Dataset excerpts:
• • • • • • •

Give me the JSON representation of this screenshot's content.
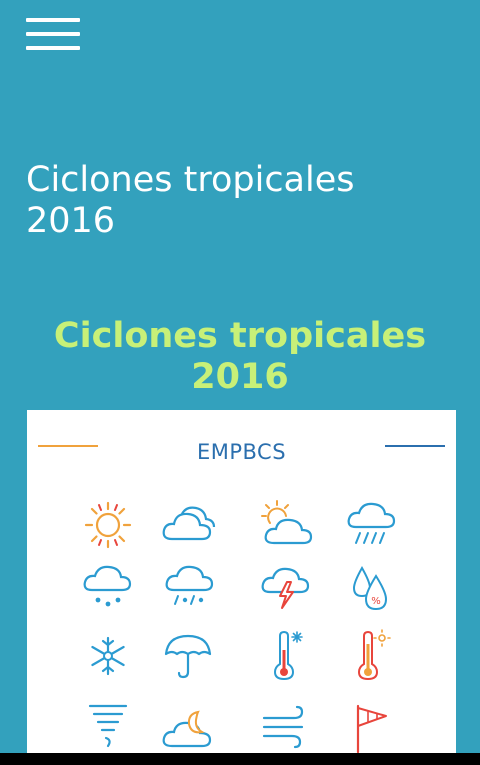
{
  "header": {
    "menu_icon": "hamburger-menu-icon"
  },
  "page": {
    "title_line1": "Ciclones tropicales",
    "title_line2": "2016",
    "subtitle_line1": "Ciclones tropicales",
    "subtitle_line2": "2016"
  },
  "card": {
    "brand": "EMPBCS"
  },
  "colors": {
    "background": "#33a1bd",
    "subtitle": "#c8f078",
    "brand": "#2b6fae",
    "orange": "#f0a23c",
    "red": "#e8453c",
    "blue": "#2b9bd1"
  },
  "weather_icons": [
    "sun-icon",
    "cloudy-icon",
    "partly-cloudy-icon",
    "rain-cloud-icon",
    "snow-cloud-icon",
    "sleet-cloud-icon",
    "thunderstorm-icon",
    "humidity-icon",
    "snowflake-icon",
    "umbrella-icon",
    "thermometer-cold-icon",
    "thermometer-hot-icon",
    "tornado-icon",
    "cloud-moon-icon",
    "wind-icon",
    "windsock-icon"
  ]
}
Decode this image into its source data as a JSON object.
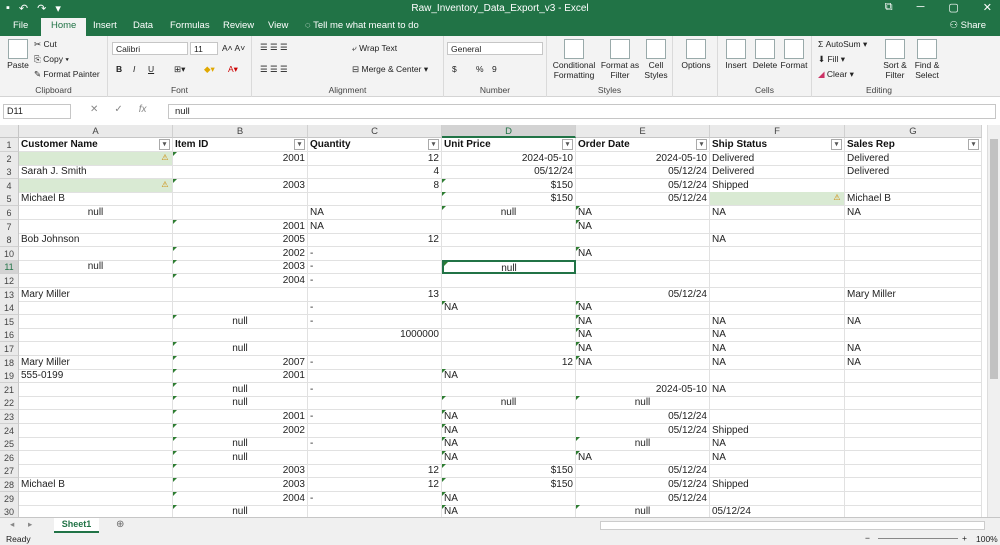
{
  "window": {
    "title": "Raw_Inventory_Data_Export_v3  -  Excel",
    "min": "─",
    "restore": "▢",
    "close": "✕",
    "ribbon_display": "⧉"
  },
  "qat": {
    "save": "▪",
    "undo": "↶",
    "redo": "↷",
    "more": "▾"
  },
  "tabs": [
    "File",
    "Home",
    "Insert",
    "Data",
    "Formulas",
    "Review",
    "View"
  ],
  "tell_me": "Tell me what meant to do",
  "share": "Share",
  "ribbon": {
    "clipboard": {
      "label": "Clipboard",
      "paste": "Paste",
      "cut": "Cut",
      "copy": "Copy",
      "format_painter": "Format Painter"
    },
    "font": {
      "label": "Font",
      "name": "Calibri",
      "size": "11",
      "bold": "B",
      "italic": "I",
      "underline": "U"
    },
    "alignment": {
      "label": "Alignment",
      "wrap": "Wrap Text",
      "merge": "Merge & Center"
    },
    "number": {
      "label": "Number",
      "format": "General",
      "currency": "$",
      "percent": "%",
      "comma": "9"
    },
    "styles": {
      "label": "Styles",
      "conditional": "Conditional Formatting",
      "format_table": "Format as Filter",
      "cell_styles": "Cell Styles"
    },
    "options": {
      "label": "Options"
    },
    "cells": {
      "label": "Cells",
      "insert": "Insert",
      "delete": "Delete",
      "format": "Format"
    },
    "editing": {
      "label": "Editing",
      "autosum": "AutoSum",
      "fill": "Fill",
      "clear": "Clear",
      "sort": "Sort & Filter",
      "find": "Find & Select"
    }
  },
  "formula_bar": {
    "name_box": "D11",
    "cancel": "✕",
    "enter": "✓",
    "fx": "fx",
    "value": "null"
  },
  "columns": [
    "A",
    "B",
    "C",
    "D",
    "E",
    "F",
    "G"
  ],
  "headers": [
    "Customer Name",
    "Item ID",
    "Quantity",
    "Unit Price",
    "Order Date",
    "Ship Status",
    "Sales Rep"
  ],
  "rows": [
    {
      "n": "2",
      "c": [
        "",
        "2001",
        "12",
        "2024-05-10",
        "2024-05-10",
        "Delivered",
        "Delivered"
      ]
    },
    {
      "n": "3",
      "c": [
        "Sarah J. Smith",
        "",
        "4",
        "05/12/24",
        "05/12/24",
        "Delivered",
        "Delivered"
      ]
    },
    {
      "n": "4",
      "c": [
        "",
        "2003",
        "8",
        "$150",
        "05/12/24",
        "Shipped",
        ""
      ]
    },
    {
      "n": "5",
      "c": [
        "Michael B",
        "",
        "",
        "$150",
        "05/12/24",
        "",
        "Michael B"
      ]
    },
    {
      "n": "6",
      "c": [
        "null",
        "",
        "NA",
        "null",
        "NA",
        "NA",
        "NA"
      ]
    },
    {
      "n": "7",
      "c": [
        "",
        "2001",
        "NA",
        "",
        "NA",
        "",
        ""
      ]
    },
    {
      "n": "8",
      "c": [
        "Bob Johnson",
        "2005",
        "12",
        "",
        "",
        "NA",
        ""
      ]
    },
    {
      "n": "10",
      "c": [
        "",
        "2002",
        "-",
        "",
        "NA",
        "",
        ""
      ]
    },
    {
      "n": "11",
      "c": [
        "null",
        "2003",
        "-",
        "null",
        "",
        "",
        ""
      ]
    },
    {
      "n": "12",
      "c": [
        "",
        "2004",
        "-",
        "",
        "",
        "",
        ""
      ]
    },
    {
      "n": "13",
      "c": [
        "Mary Miller",
        "",
        "13",
        "",
        "05/12/24",
        "",
        "Mary Miller"
      ]
    },
    {
      "n": "14",
      "c": [
        "",
        "",
        "-",
        "NA",
        "NA",
        "",
        ""
      ]
    },
    {
      "n": "15",
      "c": [
        "",
        "null",
        "-",
        "",
        "NA",
        "NA",
        "NA"
      ]
    },
    {
      "n": "16",
      "c": [
        "",
        "",
        "1000000",
        "",
        "NA",
        "NA",
        ""
      ]
    },
    {
      "n": "17",
      "c": [
        "",
        "null",
        "",
        "",
        "NA",
        "NA",
        "NA"
      ]
    },
    {
      "n": "18",
      "c": [
        "Mary Miller",
        "2007",
        "-",
        "12",
        "NA",
        "NA",
        "NA"
      ]
    },
    {
      "n": "19",
      "c": [
        "555-0199",
        "2001",
        "",
        "NA",
        "",
        "",
        ""
      ]
    },
    {
      "n": "21",
      "c": [
        "",
        "null",
        "-",
        "",
        "2024-05-10",
        "NA",
        ""
      ]
    },
    {
      "n": "22",
      "c": [
        "",
        "null",
        "",
        "null",
        "null",
        "",
        ""
      ]
    },
    {
      "n": "23",
      "c": [
        "",
        "2001",
        "-",
        "NA",
        "05/12/24",
        "",
        ""
      ]
    },
    {
      "n": "24",
      "c": [
        "",
        "2002",
        "",
        "NA",
        "05/12/24",
        "Shipped",
        ""
      ]
    },
    {
      "n": "25",
      "c": [
        "",
        "null",
        "-",
        "NA",
        "null",
        "NA",
        ""
      ]
    },
    {
      "n": "26",
      "c": [
        "",
        "null",
        "",
        "NA",
        "NA",
        "NA",
        ""
      ]
    },
    {
      "n": "27",
      "c": [
        "",
        "2003",
        "12",
        "$150",
        "05/12/24",
        "",
        ""
      ]
    },
    {
      "n": "28",
      "c": [
        "Michael B",
        "2003",
        "12",
        "$150",
        "05/12/24",
        "Shipped",
        ""
      ]
    },
    {
      "n": "29",
      "c": [
        "",
        "2004",
        "-",
        "NA",
        "05/12/24",
        "",
        ""
      ]
    },
    {
      "n": "30",
      "c": [
        "",
        "null",
        "",
        "NA",
        "null",
        "05/12/24",
        ""
      ]
    }
  ],
  "row1": "1",
  "sheet": {
    "name": "Sheet1",
    "add": "⊕",
    "prev": "◂",
    "next": "▸"
  },
  "status": {
    "ready": "Ready",
    "zoom": "100%",
    "minus": "−",
    "plus": "+"
  }
}
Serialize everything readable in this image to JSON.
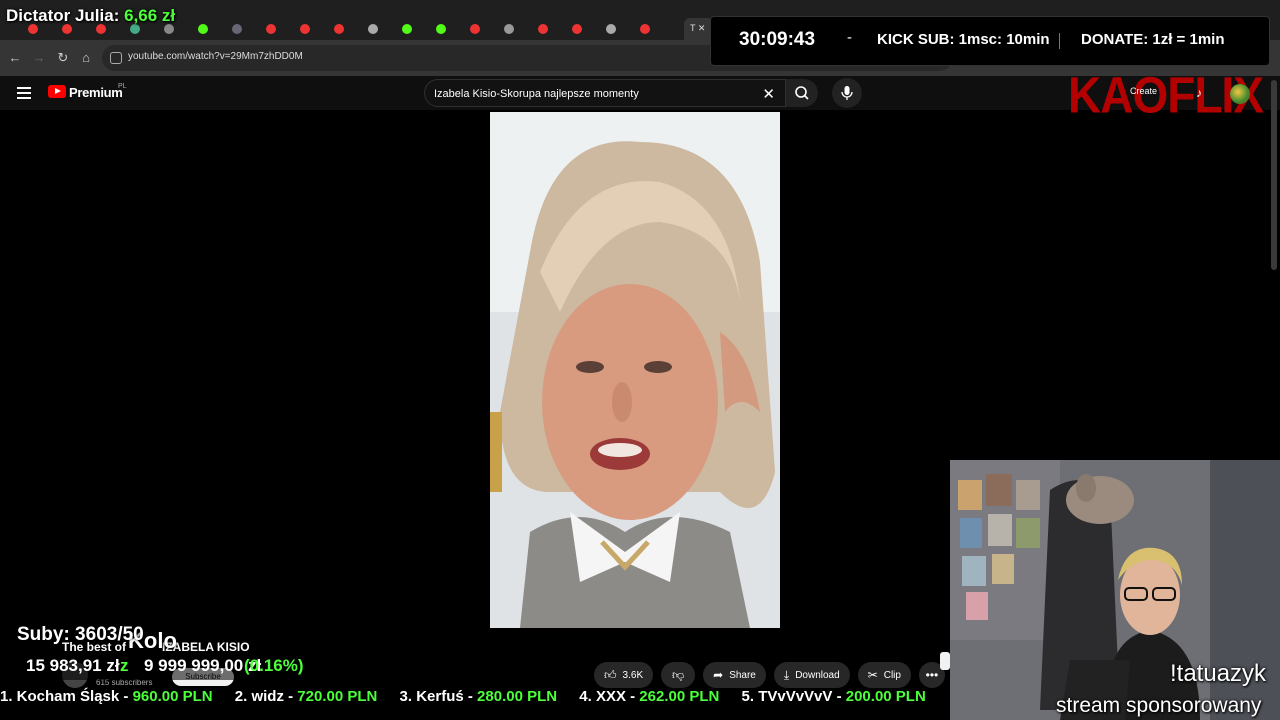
{
  "overlay": {
    "dictator_label": "Dictator Julia:",
    "dictator_amount": "6,66 zł",
    "timer": "30:09:43",
    "timer_sign": "-",
    "kick_sub": "KICK SUB: 1msc: 10min",
    "donate": "DONATE: 1zł = 1min",
    "subs": "Suby: 3603/50",
    "goal_current": "15 983,91 zł",
    "goal_z": "z",
    "goal_target": "9 999 999,00 zł",
    "goal_pct": "(0.16%)",
    "command": "!tatuazyk",
    "sponsor": "stream sponsorowany",
    "brand": "KAOFLIX"
  },
  "browser": {
    "url": "youtube.com/watch?v=29Mm7zhDD0M",
    "active_tab": "T"
  },
  "youtube": {
    "premium": "Premium",
    "region": "PL",
    "search_value": "Izabela Kisio-Skorupa najlepsze momenty",
    "create": "Create",
    "channel_best": "The best of",
    "channel_kisio": "IZABELA KISIO",
    "channel_kolo": "Kolo",
    "subscribers": "615 subscribers",
    "subscribe": "Subscribe",
    "likes": "3.6K",
    "share": "Share",
    "download": "Download",
    "clip": "Clip"
  },
  "ticker": [
    {
      "name": "1. Kocham Śląsk -",
      "amount": "960.00 PLN"
    },
    {
      "name": "2. widz -",
      "amount": "720.00 PLN"
    },
    {
      "name": "3. Kerfuś -",
      "amount": "280.00 PLN"
    },
    {
      "name": "4. XXX -",
      "amount": "262.00 PLN"
    },
    {
      "name": "5. TVvVvVvV -",
      "amount": "200.00 PLN"
    }
  ],
  "colors": {
    "accent_green": "#4cff3a",
    "youtube_red": "#ff0000",
    "brand_red": "#b30000"
  }
}
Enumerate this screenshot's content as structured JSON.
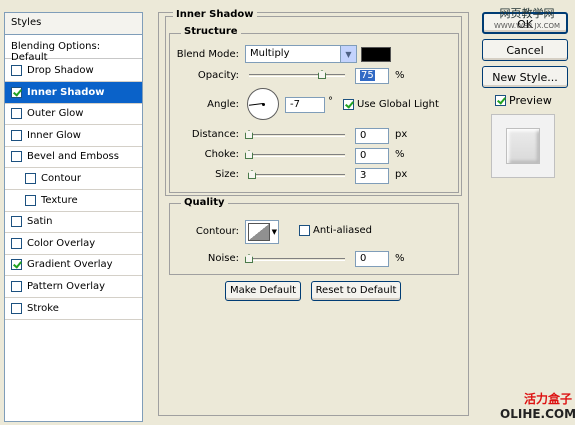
{
  "styles_panel": {
    "header": "Styles",
    "blending_options": "Blending Options: Default",
    "items": [
      {
        "label": "Drop Shadow",
        "checked": false,
        "active": false,
        "indent": false
      },
      {
        "label": "Inner Shadow",
        "checked": true,
        "active": true,
        "indent": false
      },
      {
        "label": "Outer Glow",
        "checked": false,
        "active": false,
        "indent": false
      },
      {
        "label": "Inner Glow",
        "checked": false,
        "active": false,
        "indent": false
      },
      {
        "label": "Bevel and Emboss",
        "checked": false,
        "active": false,
        "indent": false
      },
      {
        "label": "Contour",
        "checked": false,
        "active": false,
        "indent": true
      },
      {
        "label": "Texture",
        "checked": false,
        "active": false,
        "indent": true
      },
      {
        "label": "Satin",
        "checked": false,
        "active": false,
        "indent": false
      },
      {
        "label": "Color Overlay",
        "checked": false,
        "active": false,
        "indent": false
      },
      {
        "label": "Gradient Overlay",
        "checked": true,
        "active": false,
        "indent": false
      },
      {
        "label": "Pattern Overlay",
        "checked": false,
        "active": false,
        "indent": false
      },
      {
        "label": "Stroke",
        "checked": false,
        "active": false,
        "indent": false
      }
    ]
  },
  "inner_shadow": {
    "title": "Inner Shadow",
    "structure": {
      "title": "Structure",
      "blend_mode_label": "Blend Mode:",
      "blend_mode_value": "Multiply",
      "shadow_color": "#000000",
      "opacity_label": "Opacity:",
      "opacity_value": "75",
      "opacity_fraction": 0.75,
      "percent_unit": "%",
      "angle_label": "Angle:",
      "angle_value": "-7",
      "degree_unit": "°",
      "use_global_light_label": "Use Global Light",
      "use_global_light_checked": true,
      "distance_label": "Distance:",
      "distance_value": "0",
      "px_unit": "px",
      "choke_label": "Choke:",
      "choke_value": "0",
      "size_label": "Size:",
      "size_value": "3"
    },
    "quality": {
      "title": "Quality",
      "contour_label": "Contour:",
      "anti_aliased_label": "Anti-aliased",
      "anti_aliased_checked": false,
      "noise_label": "Noise:",
      "noise_value": "0"
    },
    "make_default_label": "Make Default",
    "reset_default_label": "Reset to Default"
  },
  "right_column": {
    "ok_label": "OK",
    "cancel_label": "Cancel",
    "new_style_label": "New Style...",
    "preview_label": "Preview",
    "preview_checked": true
  },
  "watermarks": {
    "top_cn": "网页教学网",
    "top_url": "WWW.WEB JX.COM",
    "bottom_cn": "活力盒子",
    "bottom_en": "OLIHE.COM"
  },
  "colors": {
    "accent": "#0a62c9",
    "dialog_bg": "#ece9d8",
    "check_green": "#21a121"
  }
}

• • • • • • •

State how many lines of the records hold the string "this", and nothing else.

## WRITTEN SOLUTION:
4